The offer comes as leaders of the Gulf States doubt Israel’s keenness to enter in negotiations with Palestine.
Tel Aviv is mulling plan to move the Israeli capital to Jerusalem; an idea backed by Washington, which also indicated that it would move its embassy to the holy city.
Palestinians are planning to make the Eastern part of the city the future capital of the Palestinian state.
To lure Israel to move towards peace, the Gulf States have proposed a series of incentives including lifting of trade bans, direct telecommunication, the Wall Street Journal has learned.
The Gulf States also promised to allow Israeli aircraft to overfly their countries, issue visas to Israeli sports teams and trade delegations for events in Arab states and opening the region for Israeli trade and business. Israel in return will freeze settlement projects in the West Bank and end the decade-long blockade on Hamas-ruled Gaza.
According to the American media, the offer is “outlined in an unreleased discussion paper shared among the Gulf States.
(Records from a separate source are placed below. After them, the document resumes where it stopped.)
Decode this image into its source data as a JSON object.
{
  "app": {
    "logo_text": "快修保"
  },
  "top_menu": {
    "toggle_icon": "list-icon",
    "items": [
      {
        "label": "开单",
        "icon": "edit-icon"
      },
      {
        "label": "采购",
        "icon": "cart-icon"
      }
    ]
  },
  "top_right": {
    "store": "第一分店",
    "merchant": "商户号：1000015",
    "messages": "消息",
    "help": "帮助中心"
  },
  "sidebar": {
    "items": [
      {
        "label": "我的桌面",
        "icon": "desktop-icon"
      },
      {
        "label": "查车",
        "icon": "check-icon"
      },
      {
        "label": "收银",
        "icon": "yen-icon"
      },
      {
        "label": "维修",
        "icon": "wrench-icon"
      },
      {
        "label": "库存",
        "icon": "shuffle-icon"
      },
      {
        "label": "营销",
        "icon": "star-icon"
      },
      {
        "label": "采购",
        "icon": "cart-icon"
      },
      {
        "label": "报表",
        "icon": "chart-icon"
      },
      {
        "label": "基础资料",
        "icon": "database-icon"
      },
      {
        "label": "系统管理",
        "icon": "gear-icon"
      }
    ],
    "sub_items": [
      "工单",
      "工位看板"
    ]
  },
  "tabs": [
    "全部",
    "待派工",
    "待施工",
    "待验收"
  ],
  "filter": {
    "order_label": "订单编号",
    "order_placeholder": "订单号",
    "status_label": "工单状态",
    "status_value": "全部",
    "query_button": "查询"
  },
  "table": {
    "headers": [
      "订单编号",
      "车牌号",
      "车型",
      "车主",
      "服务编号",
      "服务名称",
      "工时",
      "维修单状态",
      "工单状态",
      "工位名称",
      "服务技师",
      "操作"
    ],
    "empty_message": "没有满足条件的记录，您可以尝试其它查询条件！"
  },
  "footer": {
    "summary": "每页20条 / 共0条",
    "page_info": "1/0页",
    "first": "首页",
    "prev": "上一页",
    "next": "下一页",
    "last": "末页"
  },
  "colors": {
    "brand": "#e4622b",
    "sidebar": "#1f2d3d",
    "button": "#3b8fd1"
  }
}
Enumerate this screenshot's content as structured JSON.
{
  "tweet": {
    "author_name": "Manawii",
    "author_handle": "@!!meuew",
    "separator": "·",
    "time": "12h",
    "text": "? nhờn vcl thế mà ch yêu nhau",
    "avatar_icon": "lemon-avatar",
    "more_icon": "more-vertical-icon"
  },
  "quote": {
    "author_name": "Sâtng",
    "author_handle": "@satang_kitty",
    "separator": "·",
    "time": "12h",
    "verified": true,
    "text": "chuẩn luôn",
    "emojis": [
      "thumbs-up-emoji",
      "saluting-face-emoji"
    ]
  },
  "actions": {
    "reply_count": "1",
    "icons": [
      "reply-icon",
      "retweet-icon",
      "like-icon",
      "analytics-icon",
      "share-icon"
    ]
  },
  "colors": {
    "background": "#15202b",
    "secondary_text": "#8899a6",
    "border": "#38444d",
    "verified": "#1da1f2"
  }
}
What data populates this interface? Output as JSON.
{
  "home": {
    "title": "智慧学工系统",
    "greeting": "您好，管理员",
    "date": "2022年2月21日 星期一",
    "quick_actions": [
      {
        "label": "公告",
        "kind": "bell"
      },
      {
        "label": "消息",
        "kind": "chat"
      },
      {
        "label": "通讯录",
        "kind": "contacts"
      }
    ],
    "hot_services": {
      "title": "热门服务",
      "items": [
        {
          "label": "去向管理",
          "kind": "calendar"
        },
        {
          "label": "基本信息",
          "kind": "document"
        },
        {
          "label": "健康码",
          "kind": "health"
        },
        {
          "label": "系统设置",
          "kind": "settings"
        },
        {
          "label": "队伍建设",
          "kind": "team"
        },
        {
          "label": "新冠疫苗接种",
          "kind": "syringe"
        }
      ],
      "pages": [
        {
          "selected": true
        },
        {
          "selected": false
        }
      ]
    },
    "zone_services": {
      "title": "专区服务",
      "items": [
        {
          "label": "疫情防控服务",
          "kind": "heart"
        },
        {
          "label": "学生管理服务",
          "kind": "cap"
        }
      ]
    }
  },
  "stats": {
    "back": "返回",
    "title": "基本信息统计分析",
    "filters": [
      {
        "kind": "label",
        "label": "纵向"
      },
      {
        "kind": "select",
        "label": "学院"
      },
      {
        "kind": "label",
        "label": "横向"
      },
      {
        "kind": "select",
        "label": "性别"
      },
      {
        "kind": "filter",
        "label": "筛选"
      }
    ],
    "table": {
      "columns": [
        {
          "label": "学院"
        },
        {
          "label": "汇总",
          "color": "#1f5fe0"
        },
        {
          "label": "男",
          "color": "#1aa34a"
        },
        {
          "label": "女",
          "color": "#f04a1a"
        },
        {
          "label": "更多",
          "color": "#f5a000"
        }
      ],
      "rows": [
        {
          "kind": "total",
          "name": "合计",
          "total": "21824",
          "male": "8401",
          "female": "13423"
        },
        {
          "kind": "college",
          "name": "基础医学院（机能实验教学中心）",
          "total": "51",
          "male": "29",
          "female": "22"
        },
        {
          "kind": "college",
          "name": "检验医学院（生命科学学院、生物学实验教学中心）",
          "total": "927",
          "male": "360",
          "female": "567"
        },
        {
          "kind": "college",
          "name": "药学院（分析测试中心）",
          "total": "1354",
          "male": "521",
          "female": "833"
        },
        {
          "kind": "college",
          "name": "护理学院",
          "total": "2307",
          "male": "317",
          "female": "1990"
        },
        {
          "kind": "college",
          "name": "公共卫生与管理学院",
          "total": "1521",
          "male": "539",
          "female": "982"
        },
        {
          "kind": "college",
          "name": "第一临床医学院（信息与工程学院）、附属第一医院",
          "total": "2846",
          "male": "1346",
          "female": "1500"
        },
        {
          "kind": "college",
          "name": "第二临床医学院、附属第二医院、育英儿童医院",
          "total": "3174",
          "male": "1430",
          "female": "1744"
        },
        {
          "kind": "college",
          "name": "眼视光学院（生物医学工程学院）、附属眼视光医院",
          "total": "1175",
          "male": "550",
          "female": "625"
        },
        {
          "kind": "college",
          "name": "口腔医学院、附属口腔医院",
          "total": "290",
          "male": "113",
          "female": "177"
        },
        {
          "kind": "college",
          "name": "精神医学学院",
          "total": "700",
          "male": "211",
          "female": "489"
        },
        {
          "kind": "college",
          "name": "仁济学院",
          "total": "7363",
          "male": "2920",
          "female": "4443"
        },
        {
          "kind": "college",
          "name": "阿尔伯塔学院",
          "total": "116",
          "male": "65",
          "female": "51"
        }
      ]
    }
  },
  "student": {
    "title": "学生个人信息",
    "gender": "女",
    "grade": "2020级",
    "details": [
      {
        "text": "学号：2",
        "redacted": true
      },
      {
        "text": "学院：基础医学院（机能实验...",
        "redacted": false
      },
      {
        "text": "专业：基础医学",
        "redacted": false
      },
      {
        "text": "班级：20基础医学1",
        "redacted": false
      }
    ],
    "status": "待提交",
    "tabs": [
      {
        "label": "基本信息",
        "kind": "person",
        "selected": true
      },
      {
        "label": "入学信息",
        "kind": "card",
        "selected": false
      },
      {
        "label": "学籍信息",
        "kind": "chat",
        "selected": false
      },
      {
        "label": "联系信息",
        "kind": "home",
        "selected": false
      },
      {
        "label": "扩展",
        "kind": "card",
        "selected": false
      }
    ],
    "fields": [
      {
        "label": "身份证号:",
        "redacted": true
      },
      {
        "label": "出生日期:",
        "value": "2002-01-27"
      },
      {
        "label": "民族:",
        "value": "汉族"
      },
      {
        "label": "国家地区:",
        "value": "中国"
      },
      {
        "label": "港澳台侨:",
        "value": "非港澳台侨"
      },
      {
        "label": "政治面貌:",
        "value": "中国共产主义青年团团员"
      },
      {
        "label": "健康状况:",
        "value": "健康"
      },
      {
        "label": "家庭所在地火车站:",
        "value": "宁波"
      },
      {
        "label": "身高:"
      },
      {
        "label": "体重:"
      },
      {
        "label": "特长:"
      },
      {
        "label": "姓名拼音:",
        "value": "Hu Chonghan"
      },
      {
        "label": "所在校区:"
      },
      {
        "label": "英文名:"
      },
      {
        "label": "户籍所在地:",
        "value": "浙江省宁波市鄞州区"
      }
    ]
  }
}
Saudi Arabia and the United Arab Emirates (UAE) are said to be the main authors of the paper.
A senior Arab official familiar with the offer told the American media that “Israel is no long an enemy but a potential opportunity.”
Israel officially enjoys ties with only two Arab countries; Jordan and Egypt. Ties between the Jewish state and the Gulf States have warmed up given the growing influence of Iran in the region and the terror threat by the Islamic State group (IS).
Israel has been sharing secret intelligence mainly with Saudi Arabia and UAE.
Israel’s energy minister Yuval Steinitz who made a secret visit to UAE to discuss regional issues last year told the Wall Street Journal that things have greatly improved between the Arab countries and Israel.
He also pointed out that Israeli technology, including for surveillance, is being shared with Saudi Arabia and the UAE, Times of Israel reports.
“Israel has developed cutting-edge technology that allows us to detect terrorist plots in advance,” he said.
“This enables us to help moderate Arab governments protect themselves.”
His comments were backed by director-general of Israel’s Intelligence Ministry Chagai Tzuriel who indicated that a lot is being done behind the scenes.
“There’s a gap between what’s on the table and what’s under the table,” he said.
“Everyone understands that when you look at the long run, the deeper relationships are going to be in the civilian area: energy, water, agriculture, medicine, transportation.”